Across the hotel, the region is reflected in the design inspiration. From the colonial façade to the return of the grand lobby staircase to the exquisite kantha wall displays. There have been subtle innovations on other fronts too. The one that stood out for me was the dedicated, and rather luxurious, lounge for in-house guests, which also incorporates a business centre, which, in tune with the times, is much smaller than you would have traditoinally expected. There are all of 82 serviced apartments, as ITC prepares to tap into this robust new niche. I hope I’ll be forgiven for mistaking one of them as the Presidential Suite!
As always with ITC Hotels, it’s not long before the conversation veers to food. Seems the kitchen elves have been hard at work since I last dined at an ITC property. Honestly, I don’t think there is a five-star hotel chain in India that can match them any more. My meals at the ITC Royal Bengal were so extraordinary and engrossing that—hold your breath—I forgot to document them for my Instagram account.
The busiest venue was the Grand Market Pavilion, the three-meal buffet restaurant, its design inspired by Kolkata’s New Market. The marketplace vibe was sustained with scattered food stations offering an extensive range of Indian and international delicacies. What everyone is already talking about is the uber-popular Northeast spread on the buffet, possibly a first in a five-star setting.
It looks like the success of Royal Vega, ITC’s luxury vegetarian proposition, will be replicated in Kolkata as well. It won’t make a hole in your wallet either. Chef Varun Mohan, who has relocated here for the launch, brings a rare culinary passion to the vegetarian thali, customising it for Kolkata by incorporating dishes from the vegetarian Sheherwali community of the region. The emphasis here is very much on eating fresh, seasonal produce, in complete harmony with nature.
It was a pure pleasure to dine under the personal care of Chef Vittorio Greco, at Ottimo, the Italian kitchen. The menu features wood fired pizzas, elaborate antipasti and a variety of artisanal pastas and cheeses coupled with select premium beverages.
A dish would be brought, and El Greco would follow, sometimes with a regional Italian olive oil, sometimes with a tin of black garlic for closer inspection, sometimes with white spring truffles that he would shred over the dish with a generosity one usually reserves for a block of processed cheese. We thoughtlessly dismiss Italian cuisine as simple or overly rustic. Let Ottimo change your mind about that, not least with the inspired plating. And don’t even get me started on the divine, and mysterious, panna cotta. I’m not saying any more. You just have to come and try it for yourself.

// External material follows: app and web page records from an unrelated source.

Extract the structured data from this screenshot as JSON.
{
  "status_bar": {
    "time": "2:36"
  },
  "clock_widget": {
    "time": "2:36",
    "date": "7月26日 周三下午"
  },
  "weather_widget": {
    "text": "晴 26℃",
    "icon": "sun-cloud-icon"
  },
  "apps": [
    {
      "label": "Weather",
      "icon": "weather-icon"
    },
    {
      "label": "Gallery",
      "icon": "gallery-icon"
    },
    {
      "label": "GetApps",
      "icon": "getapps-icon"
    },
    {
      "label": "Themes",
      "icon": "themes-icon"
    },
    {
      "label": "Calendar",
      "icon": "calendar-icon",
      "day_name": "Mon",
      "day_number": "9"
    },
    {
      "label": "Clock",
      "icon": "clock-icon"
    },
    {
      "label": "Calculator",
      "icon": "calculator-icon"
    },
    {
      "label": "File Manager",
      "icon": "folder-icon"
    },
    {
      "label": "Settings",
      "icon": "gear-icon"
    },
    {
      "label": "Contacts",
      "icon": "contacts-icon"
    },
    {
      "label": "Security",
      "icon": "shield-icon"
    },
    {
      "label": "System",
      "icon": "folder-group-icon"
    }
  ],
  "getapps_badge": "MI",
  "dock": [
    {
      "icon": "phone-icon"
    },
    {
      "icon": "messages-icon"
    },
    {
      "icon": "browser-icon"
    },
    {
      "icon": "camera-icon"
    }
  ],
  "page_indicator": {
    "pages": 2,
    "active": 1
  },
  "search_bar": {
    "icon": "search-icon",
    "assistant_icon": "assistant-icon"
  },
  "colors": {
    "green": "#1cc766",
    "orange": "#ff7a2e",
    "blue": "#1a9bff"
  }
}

You can’t open a hotel in Kolkata and not serve Darjeeling tea. The stylish Darjeeling Lounge, the cheeriest of the F&B venues here, serves that superlative tea and many more. There’s so much fuss and ceremony over the tea service, it’ll definitely make your afternoon special.
The Brass Room, a jazz bar with live gigs, is a tribute to Kolkata’s time-honoured passion for music. The interiors are stylish and the tapas menu glocal. Dishes inspired by local produce include Bandel cheese mousse, black rice arancini, and perilla and sweet potato cutlets. There’s a sous vide panch phoran pork to pique your curiosity as well as Naga honey glazed wings.
I thought this hotel was the high point of Bengal’s hotel renaissance. But it’s probably a culinary revolution in disguise.
If you fly into Kolkata of an evening, both the JW Marriott and the ITC Royal Bengal swing into view at about the same time on the Bypass. By day, although their façades embrace different aesthetics, both look fairly impressive. By night, one is dark and subdued; the other all lit up and flaunting its curves and edges. No prizes for guessing which one steals the show.